Planters rule the market?
As the end of April approached, all the talk was about how slow the U.S. corn planting pace was developing. As the calendar turned to the month of May, the planting pace eventually hit the slowest rate on record.
Concern over Midwest drought turned to concern over conditions that were too wet and cold. All of this was happening while the market remained concerned about tight old-crop corn and soybean supplies.
Late planting and supply worries usually make up a bullish price recipe. Surprisingly, the market participants kept seeing the price action for corn remain benign. In fact, as of this week, for the month of May, corn is down 1.3%.
So, does it not matter that corn is planted late anymore? Are yields not affected when seeding occurs outside of the optimal planting dates? Has this measuring stick for crop performance been thrown out of the window? The answer: Maybe. Sort of.
The Market's View
Mike North, First Capitol Ag senior risk management adviser, says the U.S. farmers' newer seed and equipment technologies are changing the planting season and the way the market looks at it. "In the past few years, farmers have upgraded their eight-row planters to 16-row and some to 24-row planters. The market is catching onto the fact that farmers can put in the majority of the corn in a very short time frame," North says.

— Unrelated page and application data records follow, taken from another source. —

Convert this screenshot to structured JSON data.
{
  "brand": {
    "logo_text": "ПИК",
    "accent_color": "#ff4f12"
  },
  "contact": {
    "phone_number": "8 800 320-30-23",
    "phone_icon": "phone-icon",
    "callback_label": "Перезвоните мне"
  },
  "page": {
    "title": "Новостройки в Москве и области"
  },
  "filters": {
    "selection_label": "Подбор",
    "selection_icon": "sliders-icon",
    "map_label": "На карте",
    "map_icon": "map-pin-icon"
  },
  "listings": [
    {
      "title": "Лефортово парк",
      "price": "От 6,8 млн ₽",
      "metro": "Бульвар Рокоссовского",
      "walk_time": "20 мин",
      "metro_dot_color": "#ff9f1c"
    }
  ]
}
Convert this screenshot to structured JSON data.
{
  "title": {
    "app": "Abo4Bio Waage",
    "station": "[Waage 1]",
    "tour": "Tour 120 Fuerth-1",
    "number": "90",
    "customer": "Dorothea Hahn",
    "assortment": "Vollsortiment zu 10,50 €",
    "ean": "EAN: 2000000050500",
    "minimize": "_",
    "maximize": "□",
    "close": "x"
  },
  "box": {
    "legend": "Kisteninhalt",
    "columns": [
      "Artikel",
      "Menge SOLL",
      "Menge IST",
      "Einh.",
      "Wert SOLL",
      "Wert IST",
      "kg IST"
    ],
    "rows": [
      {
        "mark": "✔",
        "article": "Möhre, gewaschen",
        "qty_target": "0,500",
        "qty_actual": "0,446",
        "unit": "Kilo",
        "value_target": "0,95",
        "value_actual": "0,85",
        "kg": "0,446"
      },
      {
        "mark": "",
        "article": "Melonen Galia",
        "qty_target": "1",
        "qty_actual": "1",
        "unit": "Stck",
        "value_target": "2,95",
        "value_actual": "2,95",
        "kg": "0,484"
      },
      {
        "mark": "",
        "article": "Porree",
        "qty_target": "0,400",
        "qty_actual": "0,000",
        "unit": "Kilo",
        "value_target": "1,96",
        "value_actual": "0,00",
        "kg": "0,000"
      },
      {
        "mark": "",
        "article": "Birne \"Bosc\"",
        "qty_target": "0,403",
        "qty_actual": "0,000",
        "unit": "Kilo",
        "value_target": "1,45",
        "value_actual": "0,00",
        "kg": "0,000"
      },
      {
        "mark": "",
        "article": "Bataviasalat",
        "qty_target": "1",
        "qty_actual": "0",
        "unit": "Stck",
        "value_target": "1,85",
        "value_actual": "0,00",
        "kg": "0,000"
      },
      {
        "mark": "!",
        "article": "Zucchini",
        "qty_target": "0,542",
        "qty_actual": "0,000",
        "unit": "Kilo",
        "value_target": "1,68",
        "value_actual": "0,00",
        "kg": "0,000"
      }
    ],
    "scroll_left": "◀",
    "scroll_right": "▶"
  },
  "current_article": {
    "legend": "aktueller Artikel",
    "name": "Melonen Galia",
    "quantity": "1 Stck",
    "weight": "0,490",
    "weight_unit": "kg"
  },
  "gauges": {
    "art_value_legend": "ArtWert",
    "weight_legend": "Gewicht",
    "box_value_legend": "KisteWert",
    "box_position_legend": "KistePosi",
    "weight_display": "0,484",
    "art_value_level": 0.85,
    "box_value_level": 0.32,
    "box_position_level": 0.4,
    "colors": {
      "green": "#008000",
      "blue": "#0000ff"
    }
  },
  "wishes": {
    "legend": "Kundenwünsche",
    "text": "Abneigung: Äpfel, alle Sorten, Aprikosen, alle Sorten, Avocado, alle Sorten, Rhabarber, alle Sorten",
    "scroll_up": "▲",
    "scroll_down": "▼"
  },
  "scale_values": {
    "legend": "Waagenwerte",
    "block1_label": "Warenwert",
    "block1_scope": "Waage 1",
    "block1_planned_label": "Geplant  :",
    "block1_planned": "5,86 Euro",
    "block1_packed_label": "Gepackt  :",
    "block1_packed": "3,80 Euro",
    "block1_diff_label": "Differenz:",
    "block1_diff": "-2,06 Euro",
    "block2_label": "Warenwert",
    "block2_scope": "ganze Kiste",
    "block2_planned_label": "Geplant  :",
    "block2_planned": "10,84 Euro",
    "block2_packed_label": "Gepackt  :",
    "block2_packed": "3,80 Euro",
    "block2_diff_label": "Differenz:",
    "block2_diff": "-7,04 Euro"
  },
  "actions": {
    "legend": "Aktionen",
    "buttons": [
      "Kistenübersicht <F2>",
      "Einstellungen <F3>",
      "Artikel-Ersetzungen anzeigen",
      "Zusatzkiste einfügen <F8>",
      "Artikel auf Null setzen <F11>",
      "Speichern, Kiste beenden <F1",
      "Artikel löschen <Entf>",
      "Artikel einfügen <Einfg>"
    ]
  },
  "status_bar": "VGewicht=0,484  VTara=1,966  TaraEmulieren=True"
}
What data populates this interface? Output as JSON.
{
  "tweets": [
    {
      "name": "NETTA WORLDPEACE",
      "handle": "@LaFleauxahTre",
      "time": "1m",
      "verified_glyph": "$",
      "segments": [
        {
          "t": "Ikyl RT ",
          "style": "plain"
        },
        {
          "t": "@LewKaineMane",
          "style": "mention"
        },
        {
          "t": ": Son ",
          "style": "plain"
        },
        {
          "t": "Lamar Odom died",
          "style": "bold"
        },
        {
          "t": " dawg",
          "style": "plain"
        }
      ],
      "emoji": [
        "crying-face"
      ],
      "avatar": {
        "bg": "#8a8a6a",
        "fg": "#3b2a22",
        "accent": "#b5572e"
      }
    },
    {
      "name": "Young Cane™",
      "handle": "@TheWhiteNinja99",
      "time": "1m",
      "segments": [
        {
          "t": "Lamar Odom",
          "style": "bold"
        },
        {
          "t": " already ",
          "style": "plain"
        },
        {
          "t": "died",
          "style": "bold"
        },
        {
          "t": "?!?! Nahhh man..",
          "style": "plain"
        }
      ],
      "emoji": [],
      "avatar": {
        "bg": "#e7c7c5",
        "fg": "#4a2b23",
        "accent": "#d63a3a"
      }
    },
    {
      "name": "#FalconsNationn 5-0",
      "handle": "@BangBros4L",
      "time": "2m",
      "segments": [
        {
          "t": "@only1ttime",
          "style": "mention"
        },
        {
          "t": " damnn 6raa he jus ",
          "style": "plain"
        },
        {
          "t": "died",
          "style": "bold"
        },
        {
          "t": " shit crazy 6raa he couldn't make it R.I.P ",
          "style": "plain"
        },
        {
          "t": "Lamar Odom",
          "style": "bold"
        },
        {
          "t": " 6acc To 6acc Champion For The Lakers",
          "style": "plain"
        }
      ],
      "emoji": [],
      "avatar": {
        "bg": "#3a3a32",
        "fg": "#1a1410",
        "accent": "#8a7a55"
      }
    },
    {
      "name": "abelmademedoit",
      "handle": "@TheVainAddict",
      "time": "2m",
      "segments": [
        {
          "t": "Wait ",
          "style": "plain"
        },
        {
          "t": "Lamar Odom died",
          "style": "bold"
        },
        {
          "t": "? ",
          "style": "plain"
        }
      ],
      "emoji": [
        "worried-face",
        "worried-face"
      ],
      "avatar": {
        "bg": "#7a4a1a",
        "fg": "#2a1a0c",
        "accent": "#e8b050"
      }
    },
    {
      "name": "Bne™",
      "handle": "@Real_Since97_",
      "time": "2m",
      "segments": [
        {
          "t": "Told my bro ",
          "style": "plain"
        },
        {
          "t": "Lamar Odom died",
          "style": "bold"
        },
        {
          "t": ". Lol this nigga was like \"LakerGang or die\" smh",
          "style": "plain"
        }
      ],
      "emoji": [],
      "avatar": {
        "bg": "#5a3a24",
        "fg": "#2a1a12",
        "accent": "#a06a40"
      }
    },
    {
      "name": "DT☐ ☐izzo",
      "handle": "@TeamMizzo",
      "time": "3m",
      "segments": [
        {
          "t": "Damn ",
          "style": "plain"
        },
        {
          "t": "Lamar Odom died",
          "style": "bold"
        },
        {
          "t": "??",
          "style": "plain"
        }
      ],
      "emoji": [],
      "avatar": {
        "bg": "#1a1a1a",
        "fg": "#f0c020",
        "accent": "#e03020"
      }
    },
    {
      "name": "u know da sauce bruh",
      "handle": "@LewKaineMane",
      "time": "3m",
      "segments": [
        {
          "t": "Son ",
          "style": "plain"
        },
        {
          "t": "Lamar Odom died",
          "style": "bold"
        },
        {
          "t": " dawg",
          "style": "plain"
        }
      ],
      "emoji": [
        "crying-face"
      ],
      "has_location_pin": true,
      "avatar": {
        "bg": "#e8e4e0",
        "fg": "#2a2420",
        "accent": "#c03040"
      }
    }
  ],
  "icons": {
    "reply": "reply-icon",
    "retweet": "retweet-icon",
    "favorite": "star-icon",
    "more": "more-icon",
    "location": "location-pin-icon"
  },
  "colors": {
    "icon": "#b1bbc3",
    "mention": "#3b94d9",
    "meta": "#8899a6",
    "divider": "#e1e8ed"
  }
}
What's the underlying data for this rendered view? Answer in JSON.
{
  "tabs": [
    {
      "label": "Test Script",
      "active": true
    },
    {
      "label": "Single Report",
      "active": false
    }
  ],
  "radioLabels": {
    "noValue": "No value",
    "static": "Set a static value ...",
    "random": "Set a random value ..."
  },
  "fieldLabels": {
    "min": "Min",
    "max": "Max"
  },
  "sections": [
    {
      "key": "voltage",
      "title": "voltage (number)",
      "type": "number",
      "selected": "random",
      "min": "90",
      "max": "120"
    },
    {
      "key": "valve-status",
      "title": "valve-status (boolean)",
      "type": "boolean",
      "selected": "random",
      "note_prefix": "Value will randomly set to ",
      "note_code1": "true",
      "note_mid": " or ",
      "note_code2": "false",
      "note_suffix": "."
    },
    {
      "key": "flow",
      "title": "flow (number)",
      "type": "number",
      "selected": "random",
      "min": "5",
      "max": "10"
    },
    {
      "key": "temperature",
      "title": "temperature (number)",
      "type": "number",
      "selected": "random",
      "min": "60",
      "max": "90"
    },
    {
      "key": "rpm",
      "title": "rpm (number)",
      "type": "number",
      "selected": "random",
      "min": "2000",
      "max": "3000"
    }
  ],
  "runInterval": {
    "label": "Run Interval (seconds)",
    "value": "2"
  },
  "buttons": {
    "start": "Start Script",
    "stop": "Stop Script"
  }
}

To be sure, this year's corn planting pace has gone from 5% complete on April 29 to 12% the following week, to 28% on May 13. And North sees next week's pace registering between 70% and 80% finished, as of this Sunday.
Longcreekfarms, a poster in Agriculture.com's Marketing Talk discussion group, agrees that bigger planters have changed mindsets. "Bigger planters = faster replanting, when the first round was sliced into mud. Here in the eastern Corn Belt, I finished corn on April 25. My crop received a frost on May 14, 2013, but it looks like everything is taking off again," Longcreekfarms wrote.
Can we surmise that it's the bigger planters that are making this market unresponsive to delayed planting? Ron and Sue Mortensen, Advantage Ag analysts, see the market looking for other news, other than planting information.
"Since there has been no reaction to record-slow plantings, the market will need something else to happen to cause the next big move. No news to cause a big move? Then prices could easily drift lower as the market sinks under the weight of much larger supplies," the Mortensens say.
But wait -- the planting story is not over, according to colorofmoney, another poster in Agriculture.com's Marketing Talk discussion group. "You have to get off the tractor and dig a little behind the planter to see what's really happening. It has been good here (southern Minnesota) this last week, but any corn planted before that was a little sticky underneath. Pictures don't always tell the whole story. Last night, 3/4-inch of rain fell and more to come Sunday. Planters will likely be parked here over the weekend and be rolling past Memorial Day around here," colorofmoney wrote.